··· RECORDED DATA ···

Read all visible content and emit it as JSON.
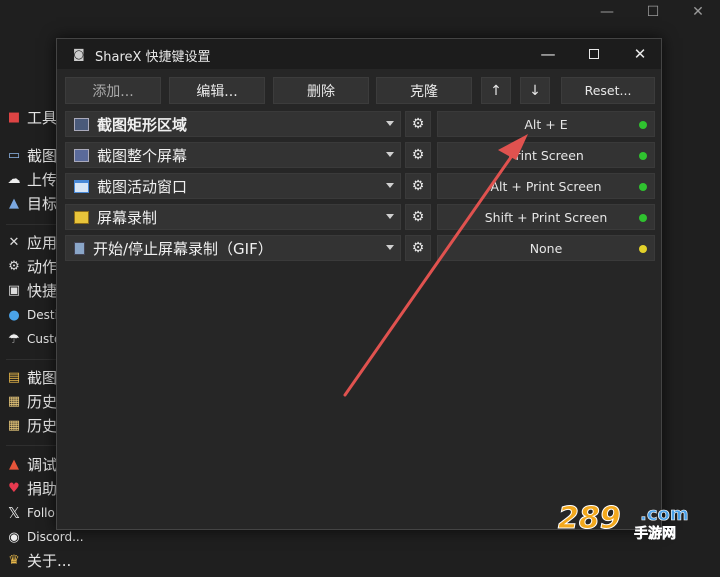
{
  "background_app": {
    "menu_items": [
      {
        "label": "工具",
        "icon": "toolbox-icon"
      },
      {
        "label": "截图",
        "icon": "capture-icon"
      },
      {
        "label": "上传",
        "icon": "cloud-upload-icon"
      },
      {
        "label": "目标",
        "icon": "target-icon"
      },
      {
        "label": "应用",
        "icon": "wrench-icon"
      },
      {
        "label": "动作",
        "icon": "gear-icon"
      },
      {
        "label": "快捷",
        "icon": "shortcut-icon"
      },
      {
        "label": "Desti",
        "icon": "globe-icon"
      },
      {
        "label": "Custo",
        "icon": "cloud-icon"
      },
      {
        "label": "截图",
        "icon": "folder-icon"
      },
      {
        "label": "历史",
        "icon": "history-icon"
      },
      {
        "label": "历史",
        "icon": "history-grid-icon"
      },
      {
        "label": "调试",
        "icon": "cone-icon"
      },
      {
        "label": "捐助",
        "icon": "heart-icon"
      },
      {
        "label": "Follo",
        "icon": "x-logo-icon"
      },
      {
        "label": "Discord...",
        "icon": "discord-icon"
      },
      {
        "label": "关于...",
        "icon": "crown-icon"
      }
    ]
  },
  "dialog": {
    "title": "ShareX 快捷键设置",
    "toolbar": {
      "add_label": "添加...",
      "edit_label": "编辑...",
      "delete_label": "删除",
      "clone_label": "克隆",
      "up_label": "↑",
      "down_label": "↓",
      "reset_label": "Reset..."
    },
    "hotkeys": [
      {
        "task": "截图矩形区域",
        "hotkey": "Alt + E",
        "status_color": "#2fc22f",
        "bold": true
      },
      {
        "task": "截图整个屏幕",
        "hotkey": "Print Screen",
        "status_color": "#2fc22f",
        "bold": false
      },
      {
        "task": "截图活动窗口",
        "hotkey": "Alt + Print Screen",
        "status_color": "#2fc22f",
        "bold": false
      },
      {
        "task": "屏幕录制",
        "hotkey": "Shift + Print Screen",
        "status_color": "#2fc22f",
        "bold": false
      },
      {
        "task": "开始/停止屏幕录制（GIF）",
        "hotkey": "None",
        "status_color": "#e2d12a",
        "bold": false
      }
    ]
  },
  "watermark": {
    "text": "289",
    "suffix": ".com",
    "subtitle": "手游网"
  },
  "colors": {
    "accent_arrow": "#e0524f",
    "ok": "#2fc22f",
    "warn": "#e2d12a"
  }
}
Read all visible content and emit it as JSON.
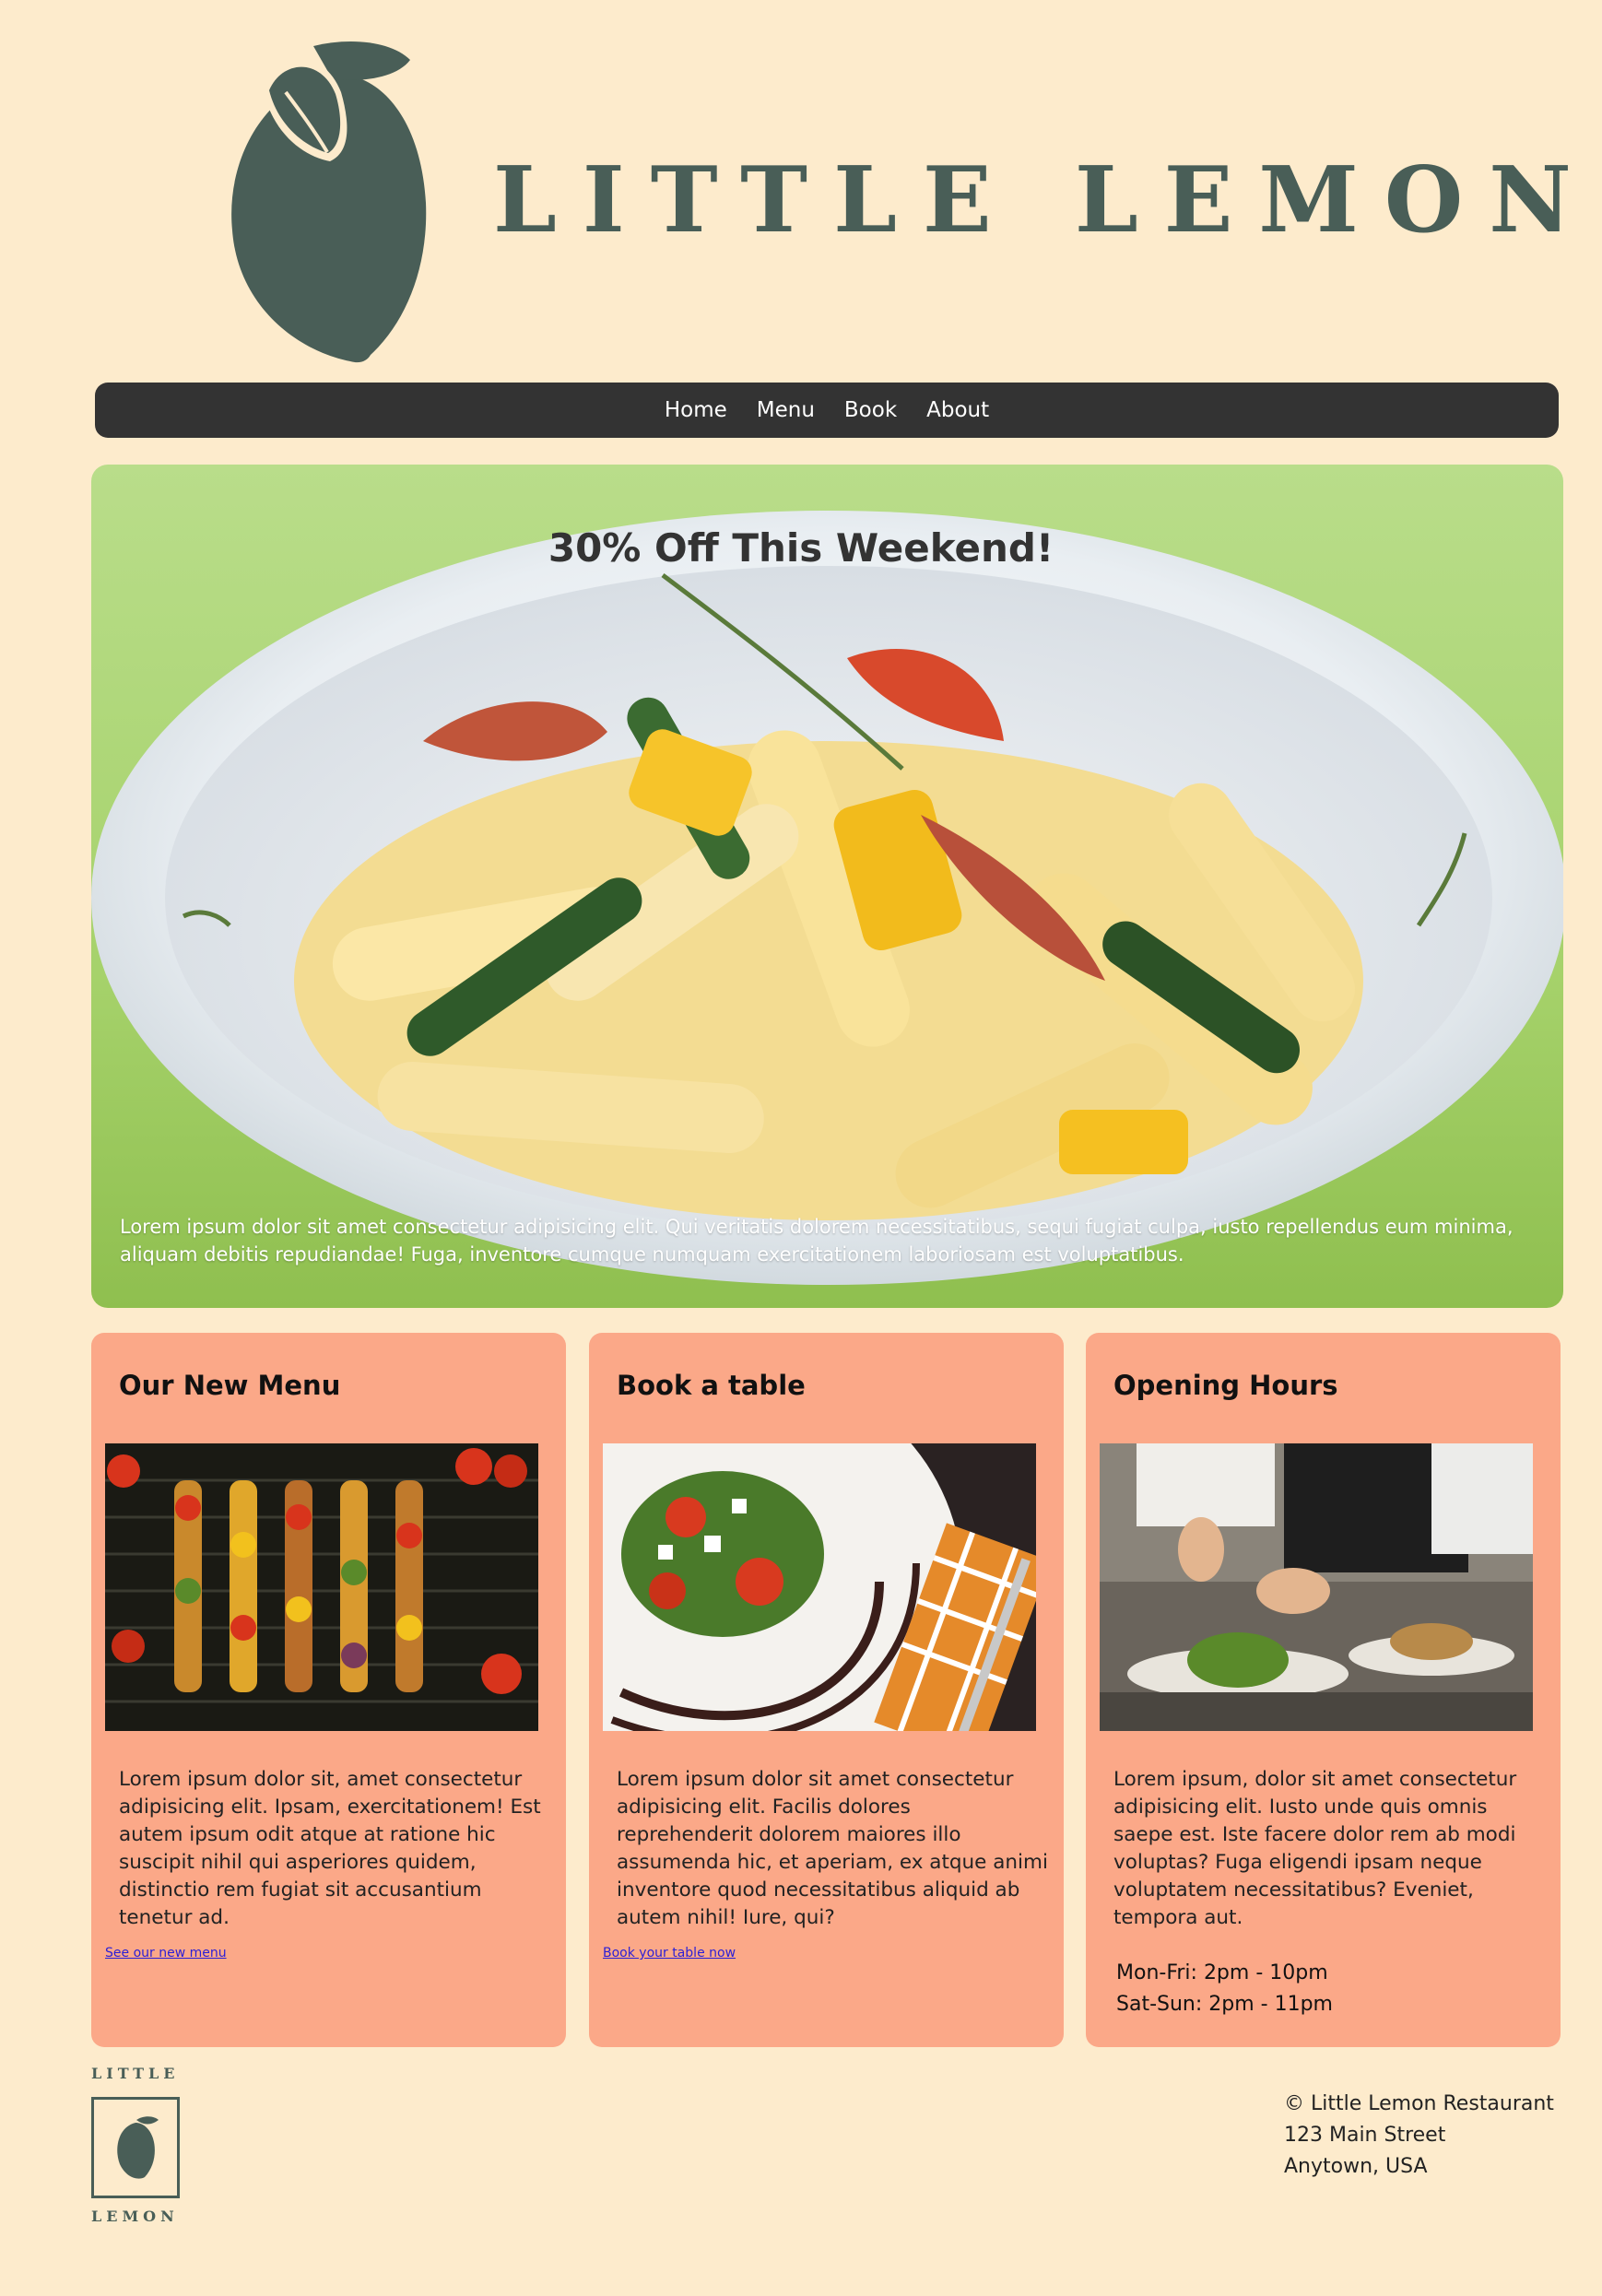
{
  "brand": {
    "name": "LITTLE LEMON",
    "logo_icon": "lemon-icon",
    "color": "#495E57"
  },
  "nav": {
    "items": [
      {
        "label": "Home"
      },
      {
        "label": "Menu"
      },
      {
        "label": "Book"
      },
      {
        "label": "About"
      }
    ]
  },
  "hero": {
    "title": "30% Off This Weekend!",
    "text": "Lorem ipsum dolor sit amet consectetur adipisicing elit. Qui veritatis dolorem necessitatibus, sequi fugiat culpa, iusto repellendus eum minima, aliquam debitis repudiandae! Fuga, inventore cumque numquam exercitationem laboriosam est voluptatibus."
  },
  "cards": [
    {
      "title": "Our New Menu",
      "text": "Lorem ipsum dolor sit, amet consectetur adipisicing elit. Ipsam, exercitationem! Est autem ipsum odit atque at ratione hic suscipit nihil qui asperiores quidem, distinctio rem fugiat sit accusantium tenetur ad.",
      "link": "See our new menu"
    },
    {
      "title": "Book a table",
      "text": "Lorem ipsum dolor sit amet consectetur adipisicing elit. Facilis dolores reprehenderit dolorem maiores illo assumenda hic, et aperiam, ex atque animi inventore quod necessitatibus aliquid ab autem nihil! Iure, qui?",
      "link": "Book your table now"
    },
    {
      "title": "Opening Hours",
      "text": "Lorem ipsum, dolor sit amet consectetur adipisicing elit. Iusto unde quis omnis saepe est. Iste facere dolor rem ab modi voluptas? Fuga eligendi ipsam neque voluptatem necessitatibus? Eveniet, tempora aut.",
      "hours": [
        "Mon-Fri: 2pm - 10pm",
        "Sat-Sun: 2pm - 11pm"
      ]
    }
  ],
  "footer": {
    "logo_top": "LITTLE",
    "logo_bottom": "LEMON",
    "address": [
      "© Little Lemon Restaurant",
      "123 Main Street",
      "Anytown, USA"
    ]
  },
  "colors": {
    "background": "#FDEBCC",
    "nav": "#333333",
    "card": "#FBA888",
    "link": "#2b1fd6"
  }
}
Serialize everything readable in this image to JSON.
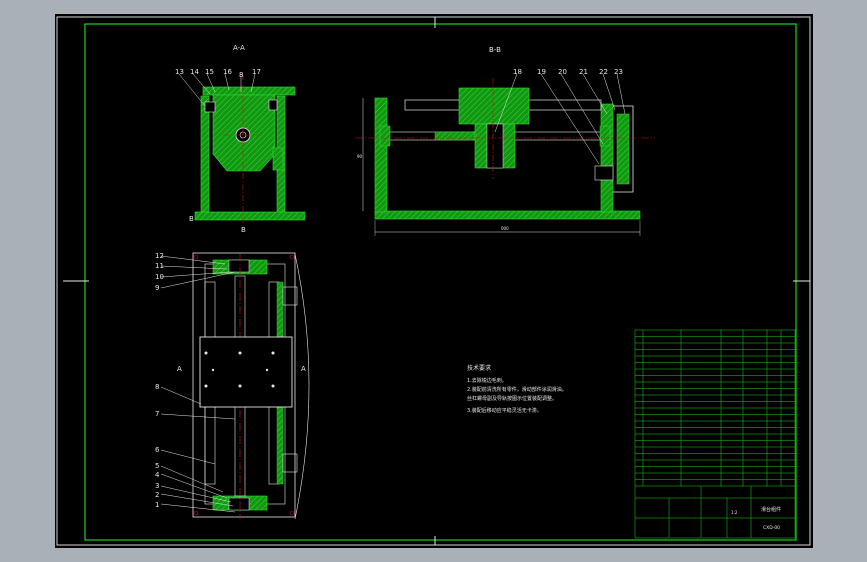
{
  "drawing": {
    "section_aa_label": "A-A",
    "section_bb_label": "B-B",
    "cut_mark_a": "A",
    "cut_mark_b": "B",
    "callouts_aa": [
      "13",
      "14",
      "15",
      "16",
      "8",
      "17"
    ],
    "callouts_bb": [
      "18",
      "19",
      "20",
      "21",
      "22",
      "23"
    ],
    "callouts_plan": [
      "12",
      "11",
      "10",
      "9",
      "8",
      "7",
      "6",
      "5",
      "4",
      "3",
      "2",
      "1"
    ],
    "dim_bb_overall": "000",
    "dim_bb_height": "90"
  },
  "notes": {
    "title": "技术要求",
    "lines": [
      "1.去除锐边毛刺。",
      "2.装配前清洗所有零件，滑动部件涂润滑油。",
      "丝杠螺母副及导轨按图示位置装配调整。",
      "3.装配后移动应平稳灵活无卡滞。"
    ]
  },
  "title_block": {
    "drawing_name": "滑台组件",
    "drawing_code": "CXD-00",
    "scale": "1:2"
  },
  "colors": {
    "screen_bg": "#a9b0b8",
    "sheet_bg": "#000000",
    "frame": "#16d716",
    "text": "#e8e8e8",
    "section_fill": "#17a817",
    "center_line": "#d01414"
  }
}
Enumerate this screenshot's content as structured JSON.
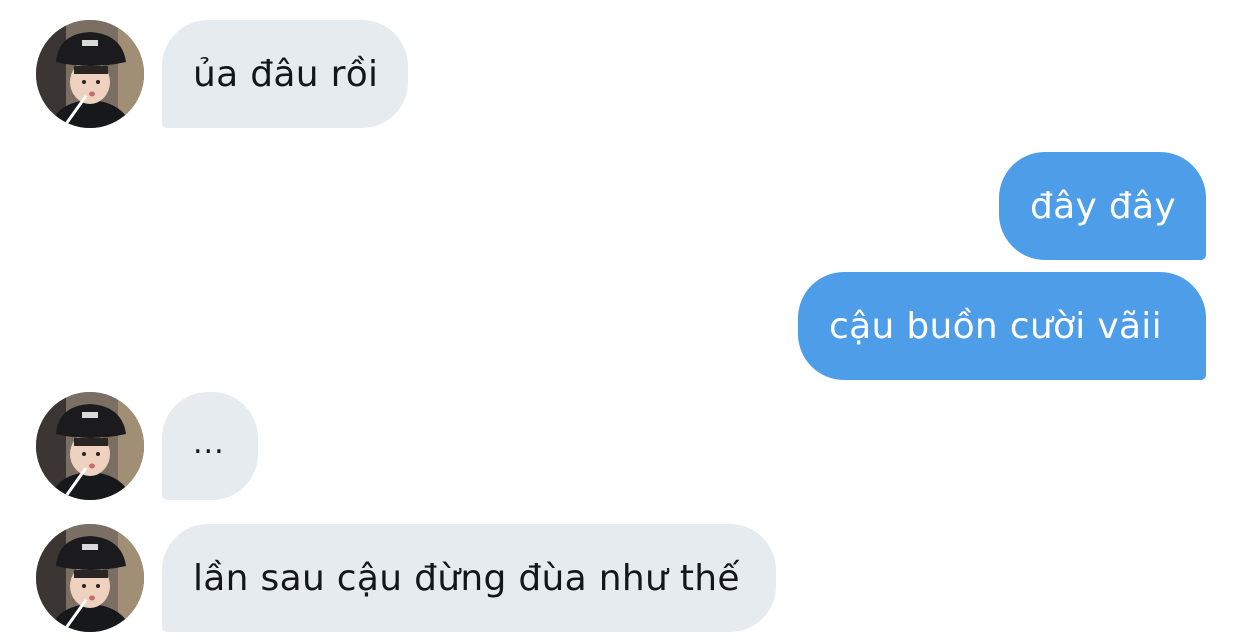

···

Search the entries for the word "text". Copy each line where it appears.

WRITTEN SOLUTION |
    "text": "289",
    "text": "Lorem ipsum dolor sit amet consectetur adipisicing elit. Qui veritatis dolorem necessitatibus, sequi fugiat culpa, iusto repellendus eum minima, aliquam debitis repudiandae! Fuga, inventore cumque numquam exercitationem laboriosam est voluptatibus."
      "text": "Lorem ipsum dolor sit, amet consectetur adipisicing elit. Ipsam, exercitationem! Est autem ipsum odit atque at ratione hic suscipit nihil qui asperiores quidem, distinctio rem fugiat sit accusantium tenetur ad.",
      "text": "Lorem ipsum dolor sit amet consectetur adipisicing elit. Facilis dolores reprehenderit dolorem maiores illo assumenda hic, et aperiam, ex atque animi inventore quod necessitatibus aliquid ab autem nihil! Iure, qui?",
      "text": "Lorem ipsum, dolor sit amet consectetur adipisicing elit. Iusto unde quis omnis saepe est. Iste facere dolor rem ab modi voluptas? Fuga eligendi ipsam neque voluptatem necessitatibus? Eveniet, tempora aut.",
    "text": "#e8e8e8",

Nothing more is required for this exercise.